Proteome constraints reveal targets for improving microbial fitness in nutrient-rich environments
Journal article, 2021

Cells adapt to different conditions via gene expression that tunes metabolism for maximal fitness. Constraints on cellular proteome may limit such expression strategies and introduce trade-offs. Resource allocation under proteome constraints has explained regulatory strategies in bacteria. It is unclear, however, to what extent these constraints can predict evolutionary changes, especially for microorganisms that evolved under nutrient-rich conditions, i.e., multiple available nitrogen sources, such as Lactococcus lactis. Here, we present a proteome-constrained genome-scale metabolic model of L. lactis (pcLactis) to interpret growth on multiple nutrients. Through integration of proteomics and flux data, in glucose-limited chemostats, the model predicted glucose and arginine uptake as dominant constraints at low growth rates. Indeed, glucose and arginine catabolism were found upregulated in evolved mutants. At high growth rates, pcLactis correctly predicted the observed shutdown of arginine catabolism because limited proteome availability favored lactate for ATP production. Thus, our model-based analysis is able to identify and explain the proteome constraints that limit growth rate in nutrient-rich environments and thus form targets of fitness improvement.

metabolic modeling

Lactococcus lactis

proteome constraint

laboratory evolution

ccpA

Author

Yu Chen

Novo Nordisk Foundation Center for Biosustainability

Chalmers, Biology and Biological Engineering, Systems and Synthetic Biology

Eunice van Pelt-KleinJan

Vrije Universiteit Amsterdam

Top Institute Food and Nutrition (TIFN)

Berdien van Olst

Wageningen University and Research

Vrije Universiteit Amsterdam

Sieze Douwenga

Wageningen University and Research

Vrije Universiteit Amsterdam

Sjef Boeren

Wageningen University and Research

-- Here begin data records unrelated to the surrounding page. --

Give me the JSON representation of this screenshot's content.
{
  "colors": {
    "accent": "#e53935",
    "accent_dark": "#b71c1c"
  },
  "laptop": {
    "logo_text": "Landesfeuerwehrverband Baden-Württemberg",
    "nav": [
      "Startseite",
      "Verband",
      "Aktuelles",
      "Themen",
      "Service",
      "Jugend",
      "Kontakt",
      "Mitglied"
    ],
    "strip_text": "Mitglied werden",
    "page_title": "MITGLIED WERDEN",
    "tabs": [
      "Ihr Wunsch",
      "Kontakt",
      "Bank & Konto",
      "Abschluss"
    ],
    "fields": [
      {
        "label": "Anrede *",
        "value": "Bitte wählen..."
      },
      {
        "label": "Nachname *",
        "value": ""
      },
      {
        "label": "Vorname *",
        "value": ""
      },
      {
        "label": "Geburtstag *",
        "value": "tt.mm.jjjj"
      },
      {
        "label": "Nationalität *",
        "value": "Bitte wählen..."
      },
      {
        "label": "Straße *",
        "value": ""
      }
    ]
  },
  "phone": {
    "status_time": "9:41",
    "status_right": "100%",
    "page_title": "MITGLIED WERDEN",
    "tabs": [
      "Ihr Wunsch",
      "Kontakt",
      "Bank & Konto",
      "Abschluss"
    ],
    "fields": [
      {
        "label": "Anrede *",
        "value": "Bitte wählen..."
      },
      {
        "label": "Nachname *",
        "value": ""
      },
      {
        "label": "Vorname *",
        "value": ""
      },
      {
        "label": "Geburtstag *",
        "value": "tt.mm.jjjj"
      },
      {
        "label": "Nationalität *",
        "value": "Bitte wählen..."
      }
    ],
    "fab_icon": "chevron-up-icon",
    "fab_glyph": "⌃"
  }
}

Top Institute Food and Nutrition (TIFN)

Herwig Bachmann

Vrije Universiteit Amsterdam

NIZO food research

Top Institute Food and Nutrition (TIFN)

Douwe Molenaar

Top Institute Food and Nutrition (TIFN)

Vrije Universiteit Amsterdam

Jens B Nielsen

Chalmers, Biology and Biological Engineering, Systems and Synthetic Biology

Novo Nordisk Foundation Center for Biosustainability

Technical University of Denmark (DTU)

BioInnovation Institute

B. Teusink

Top Institute Food and Nutrition (TIFN)

Vrije Universiteit Amsterdam

Molecular Systems Biology

1744-4292 (ISSN)

Vol. 17 4 e10093

Subject Categories

Bioinformatics (Computational Biology)

Bioinformatics and Systems Biology

DOI

10.15252/msb.202010093

PubMed

33821549

More information

Latest update

6/11/2021